>>
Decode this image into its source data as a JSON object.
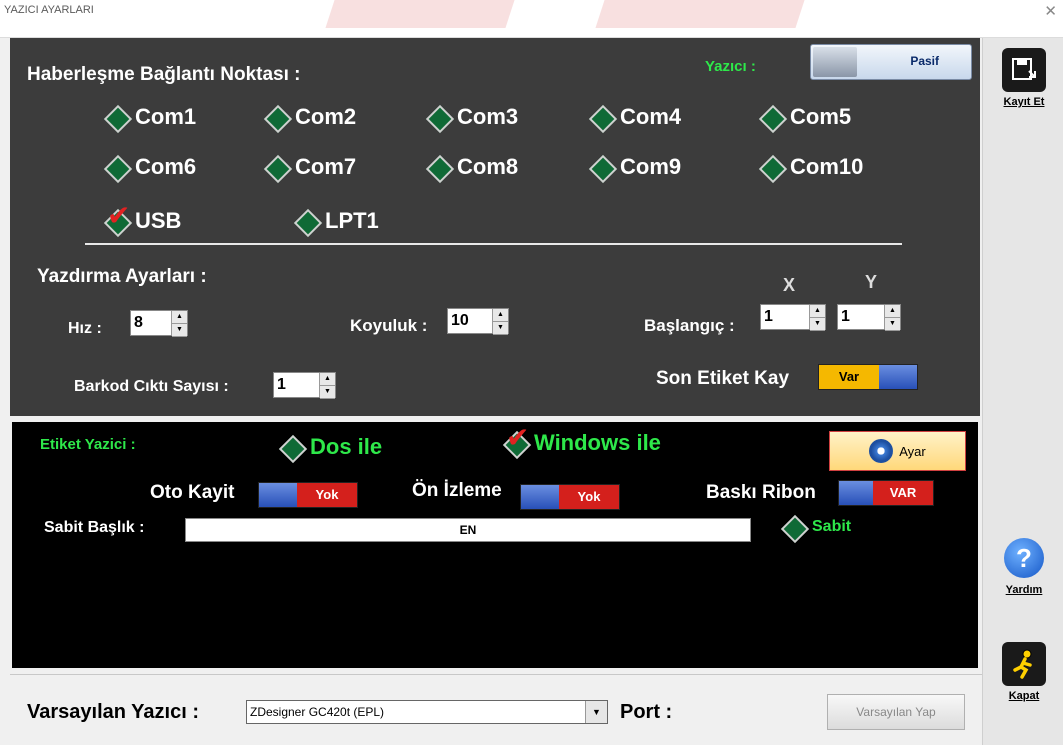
{
  "window": {
    "title": "YAZICI AYARLARI",
    "close_glyph": "✕"
  },
  "sidebar": {
    "save_label": "Kayıt Et",
    "help_label": "Yardım",
    "close_label": "Kapat",
    "help_glyph": "?"
  },
  "connection": {
    "title": "Haberleşme Bağlantı Noktası :",
    "ports_row1": [
      "Com1",
      "Com2",
      "Com3",
      "Com4",
      "Com5"
    ],
    "ports_row2": [
      "Com6",
      "Com7",
      "Com8",
      "Com9",
      "Com10"
    ],
    "usb_label": "USB",
    "lpt_label": "LPT1",
    "selected": "USB",
    "yazici_label": "Yazıcı :",
    "yazici_state": "Pasif"
  },
  "print_settings": {
    "title": "Yazdırma Ayarları :",
    "hiz_label": "Hız :",
    "hiz_value": "8",
    "koyuluk_label": "Koyuluk :",
    "koyuluk_value": "10",
    "x_label": "X",
    "y_label": "Y",
    "baslangic_label": "Başlangıç :",
    "baslangic_x": "1",
    "baslangic_y": "1",
    "barkod_label": "Barkod Cıktı Sayısı :",
    "barkod_value": "1",
    "son_etiket_label": "Son Etiket Kay",
    "son_etiket_state": "Var"
  },
  "label_printer": {
    "title": "Etiket Yazici :",
    "dos_label": "Dos ile",
    "windows_label": "Windows ile",
    "selected": "Windows ile",
    "ayar_label": "Ayar",
    "oto_kayit_label": "Oto Kayit",
    "oto_kayit_state": "Yok",
    "on_izleme_label": "Ön İzleme",
    "on_izleme_state": "Yok",
    "baski_ribon_label": "Baskı Ribon",
    "baski_ribon_state": "VAR",
    "sabit_baslik_label": "Sabit Başlık :",
    "sabit_baslik_value": "EN",
    "sabit_label": "Sabit"
  },
  "default_printer": {
    "label": "Varsayılan Yazıcı :",
    "value": "ZDesigner GC420t (EPL)",
    "arrow_glyph": "▼",
    "port_label": "Port :",
    "set_default_label": "Varsayılan Yap"
  },
  "colors": {
    "panel": "#3c3c3c",
    "accent_green": "#2ee84a",
    "toggle_red": "#d4201c",
    "toggle_gold": "#f5b800"
  }
}
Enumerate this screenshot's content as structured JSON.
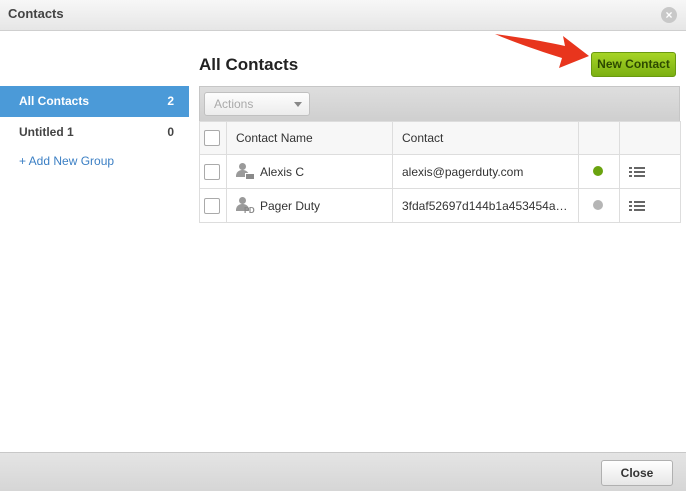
{
  "window": {
    "title": "Contacts"
  },
  "sidebar": {
    "items": [
      {
        "label": "All Contacts",
        "count": "2"
      },
      {
        "label": "Untitled 1",
        "count": "0"
      }
    ],
    "add_group_label": "+ Add New Group"
  },
  "main": {
    "title": "All Contacts",
    "new_contact_label": "New Contact",
    "actions_label": "Actions",
    "columns": {
      "name": "Contact Name",
      "contact": "Contact"
    },
    "rows": [
      {
        "name": "Alexis C",
        "contact": "alexis@pagerduty.com",
        "status_color": "#6aa30f",
        "icon": "email-contact-icon"
      },
      {
        "name": "Pager Duty",
        "contact": "3fdaf52697d144b1a453454a…",
        "status_color": "#b5b5b5",
        "icon": "pagerduty-contact-icon"
      }
    ]
  },
  "footer": {
    "close_label": "Close"
  },
  "colors": {
    "accent_blue": "#4b9ad8",
    "new_contact_green": "#8bc21a",
    "arrow_red": "#e8351d"
  }
}
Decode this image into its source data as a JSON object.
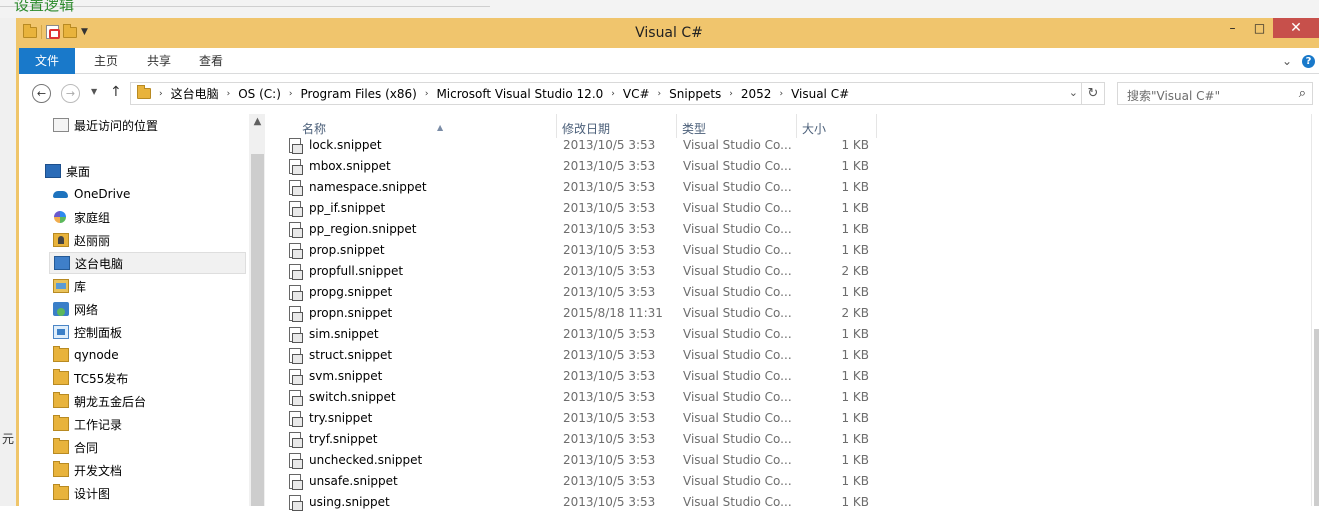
{
  "background": {
    "partial_text": "设置逻辑",
    "side_char": "元"
  },
  "window": {
    "title": "Visual C#",
    "controls": {
      "minimize": "–",
      "maximize": "□",
      "close": "✕"
    }
  },
  "ribbon": {
    "tabs": [
      "文件",
      "主页",
      "共享",
      "查看"
    ]
  },
  "address": {
    "crumbs": [
      "这台电脑",
      "OS (C:)",
      "Program Files (x86)",
      "Microsoft Visual Studio 12.0",
      "VC#",
      "Snippets",
      "2052",
      "Visual C#"
    ],
    "search_placeholder": "搜索\"Visual C#\""
  },
  "navpane": {
    "items": [
      {
        "label": "最近访问的位置",
        "icon": "recent-places-icon"
      },
      {
        "label": "桌面",
        "icon": "desktop-icon"
      },
      {
        "label": "OneDrive",
        "icon": "onedrive-icon"
      },
      {
        "label": "家庭组",
        "icon": "homegroup-icon"
      },
      {
        "label": "赵丽丽",
        "icon": "user-folder-icon"
      },
      {
        "label": "这台电脑",
        "icon": "this-pc-icon",
        "selected": true
      },
      {
        "label": "库",
        "icon": "libraries-icon"
      },
      {
        "label": "网络",
        "icon": "network-icon"
      },
      {
        "label": "控制面板",
        "icon": "control-panel-icon"
      },
      {
        "label": "qynode",
        "icon": "folder-icon"
      },
      {
        "label": "TC55发布",
        "icon": "folder-icon"
      },
      {
        "label": "朝龙五金后台",
        "icon": "folder-icon"
      },
      {
        "label": "工作记录",
        "icon": "folder-icon"
      },
      {
        "label": "合同",
        "icon": "folder-icon"
      },
      {
        "label": "开发文档",
        "icon": "folder-icon"
      },
      {
        "label": "设计图",
        "icon": "folder-icon"
      }
    ]
  },
  "columns": {
    "name": "名称",
    "date": "修改日期",
    "type": "类型",
    "size": "大小"
  },
  "files": [
    {
      "name": "lock.snippet",
      "date": "2013/10/5 3:53",
      "type": "Visual Studio Co...",
      "size": "1 KB"
    },
    {
      "name": "mbox.snippet",
      "date": "2013/10/5 3:53",
      "type": "Visual Studio Co...",
      "size": "1 KB"
    },
    {
      "name": "namespace.snippet",
      "date": "2013/10/5 3:53",
      "type": "Visual Studio Co...",
      "size": "1 KB"
    },
    {
      "name": "pp_if.snippet",
      "date": "2013/10/5 3:53",
      "type": "Visual Studio Co...",
      "size": "1 KB"
    },
    {
      "name": "pp_region.snippet",
      "date": "2013/10/5 3:53",
      "type": "Visual Studio Co...",
      "size": "1 KB"
    },
    {
      "name": "prop.snippet",
      "date": "2013/10/5 3:53",
      "type": "Visual Studio Co...",
      "size": "1 KB"
    },
    {
      "name": "propfull.snippet",
      "date": "2013/10/5 3:53",
      "type": "Visual Studio Co...",
      "size": "2 KB"
    },
    {
      "name": "propg.snippet",
      "date": "2013/10/5 3:53",
      "type": "Visual Studio Co...",
      "size": "1 KB"
    },
    {
      "name": "propn.snippet",
      "date": "2015/8/18 11:31",
      "type": "Visual Studio Co...",
      "size": "2 KB"
    },
    {
      "name": "sim.snippet",
      "date": "2013/10/5 3:53",
      "type": "Visual Studio Co...",
      "size": "1 KB"
    },
    {
      "name": "struct.snippet",
      "date": "2013/10/5 3:53",
      "type": "Visual Studio Co...",
      "size": "1 KB"
    },
    {
      "name": "svm.snippet",
      "date": "2013/10/5 3:53",
      "type": "Visual Studio Co...",
      "size": "1 KB"
    },
    {
      "name": "switch.snippet",
      "date": "2013/10/5 3:53",
      "type": "Visual Studio Co...",
      "size": "1 KB"
    },
    {
      "name": "try.snippet",
      "date": "2013/10/5 3:53",
      "type": "Visual Studio Co...",
      "size": "1 KB"
    },
    {
      "name": "tryf.snippet",
      "date": "2013/10/5 3:53",
      "type": "Visual Studio Co...",
      "size": "1 KB"
    },
    {
      "name": "unchecked.snippet",
      "date": "2013/10/5 3:53",
      "type": "Visual Studio Co...",
      "size": "1 KB"
    },
    {
      "name": "unsafe.snippet",
      "date": "2013/10/5 3:53",
      "type": "Visual Studio Co...",
      "size": "1 KB"
    },
    {
      "name": "using.snippet",
      "date": "2013/10/5 3:53",
      "type": "Visual Studio Co...",
      "size": "1 KB"
    }
  ],
  "colors": {
    "titlebar": "#f0c56d",
    "file_tab": "#1979ca",
    "close_button": "#c7504b"
  }
}
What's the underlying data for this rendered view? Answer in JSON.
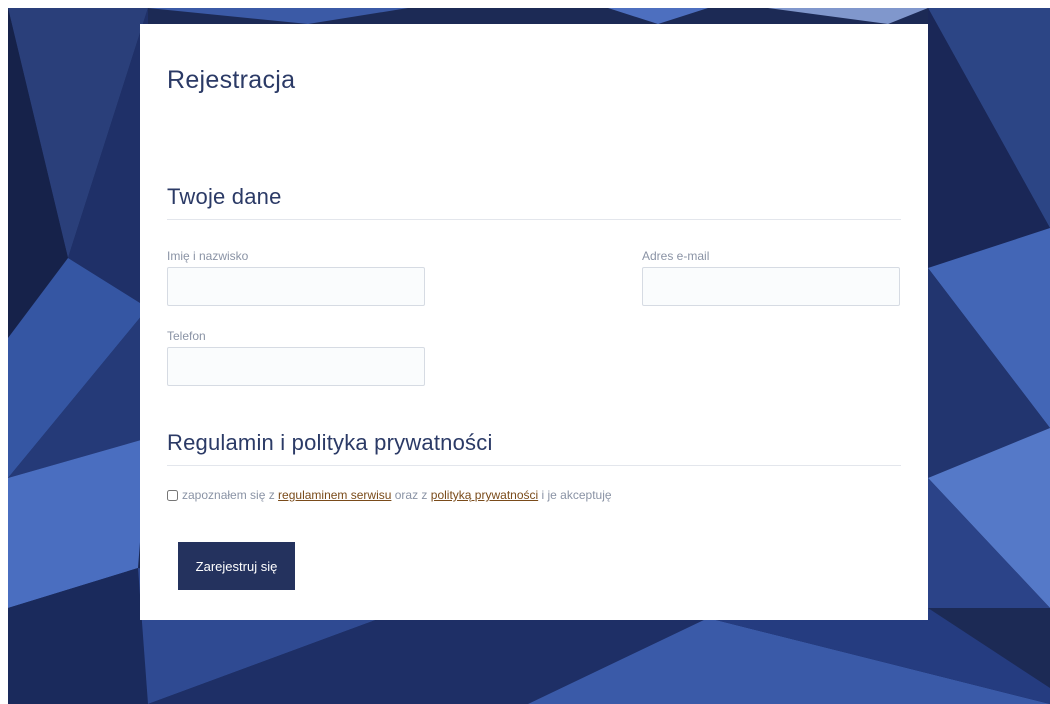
{
  "page_title": "Rejestracja",
  "sections": {
    "personal": {
      "title": "Twoje dane",
      "fields": {
        "name": {
          "label": "Imię i nazwisko",
          "value": "",
          "placeholder": ""
        },
        "email": {
          "label": "Adres e-mail",
          "value": "",
          "placeholder": ""
        },
        "phone": {
          "label": "Telefon",
          "value": "",
          "placeholder": ""
        }
      }
    },
    "terms": {
      "title": "Regulamin i polityka prywatności",
      "consent": {
        "text_before": "zapoznałem się z ",
        "terms_link": "regulaminem serwisu",
        "text_middle": " oraz z ",
        "privacy_link": "polityką prywatności",
        "text_after": " i je akceptuję",
        "checked": false
      }
    }
  },
  "submit_label": "Zarejestruj się",
  "colors": {
    "background": "#1c2a55",
    "heading": "#2b3a66",
    "button": "#24325e",
    "link": "#7a4b1a",
    "label": "#8a93a5"
  }
}
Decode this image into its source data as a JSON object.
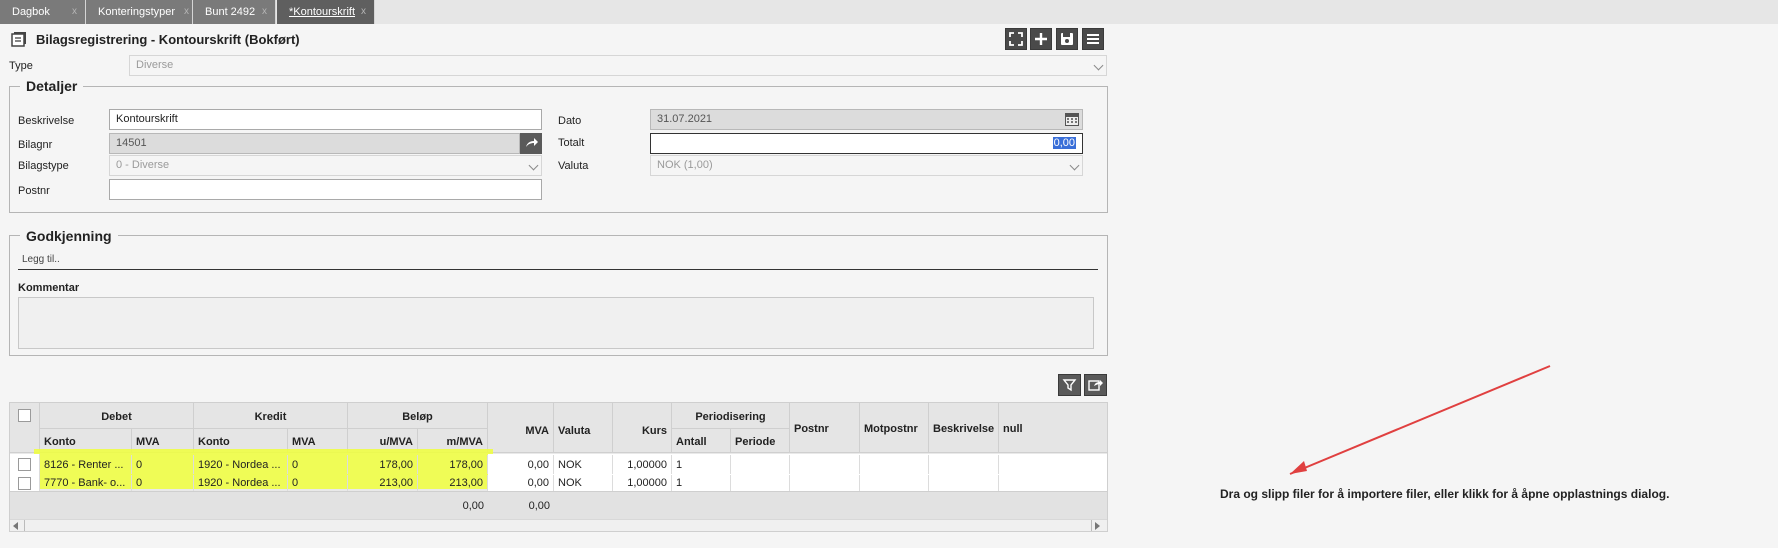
{
  "tabs": [
    {
      "label": "Dagbok"
    },
    {
      "label": "Konteringstyper"
    },
    {
      "label": "Bunt 2492"
    },
    {
      "label": "*Kontourskrift"
    }
  ],
  "tab_close": "x",
  "header": {
    "title": "Bilagsregistrering - Kontourskrift (Bokført)"
  },
  "type_field": {
    "label": "Type",
    "value": "Diverse"
  },
  "details": {
    "legend": "Detaljer",
    "beskrivelse": {
      "label": "Beskrivelse",
      "value": "Kontourskrift"
    },
    "bilagnr": {
      "label": "Bilagnr",
      "value": "14501"
    },
    "bilagstype": {
      "label": "Bilagstype",
      "value": "0 - Diverse"
    },
    "postnr": {
      "label": "Postnr",
      "value": ""
    },
    "dato": {
      "label": "Dato",
      "value": "31.07.2021"
    },
    "totalt": {
      "label": "Totalt",
      "value": "0,00"
    },
    "valuta": {
      "label": "Valuta",
      "value": "NOK (1,00)"
    }
  },
  "approval": {
    "legend": "Godkjenning",
    "add_placeholder": "Legg til..",
    "comment_label": "Kommentar"
  },
  "grid": {
    "groups": {
      "debet": "Debet",
      "kredit": "Kredit",
      "belop": "Beløp",
      "periodisering": "Periodisering"
    },
    "columns": {
      "konto": "Konto",
      "mva": "MVA",
      "umva": "u/MVA",
      "mmva": "m/MVA",
      "mva2": "MVA",
      "valuta": "Valuta",
      "kurs": "Kurs",
      "antall": "Antall",
      "periode": "Periode",
      "postnr": "Postnr",
      "motpostnr": "Motpostnr",
      "beskrivelse": "Beskrivelse",
      "null": "null"
    },
    "rows": [
      {
        "debet_konto": "8126 - Renter ...",
        "debet_mva": "0",
        "kredit_konto": "1920 - Nordea ...",
        "kredit_mva": "0",
        "umva": "178,00",
        "mmva": "178,00",
        "mva": "0,00",
        "valuta": "NOK",
        "kurs": "1,00000",
        "antall": "1"
      },
      {
        "debet_konto": "7770 - Bank- o...",
        "debet_mva": "0",
        "kredit_konto": "1920 - Nordea ...",
        "kredit_mva": "0",
        "umva": "213,00",
        "mmva": "213,00",
        "mva": "0,00",
        "valuta": "NOK",
        "kurs": "1,00000",
        "antall": "1"
      }
    ],
    "totals": {
      "mmva": "0,00",
      "mva": "0,00"
    }
  },
  "dropzone": {
    "text": "Dra og slipp filer for å importere filer, eller klikk for å åpne opplastnings dialog."
  },
  "colors": {
    "highlight": "#f0ff3c",
    "arrow": "#e04040",
    "button": "#4a4a4a",
    "selected_text": "#3a6fd8"
  }
}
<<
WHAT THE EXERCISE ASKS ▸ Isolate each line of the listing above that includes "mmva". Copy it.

ANSWER TO THE PROBLEM ▸
      "mmva": "m/MVA",
        "mmva": "178,00",
        "mmva": "213,00",
      "mmva": "0,00",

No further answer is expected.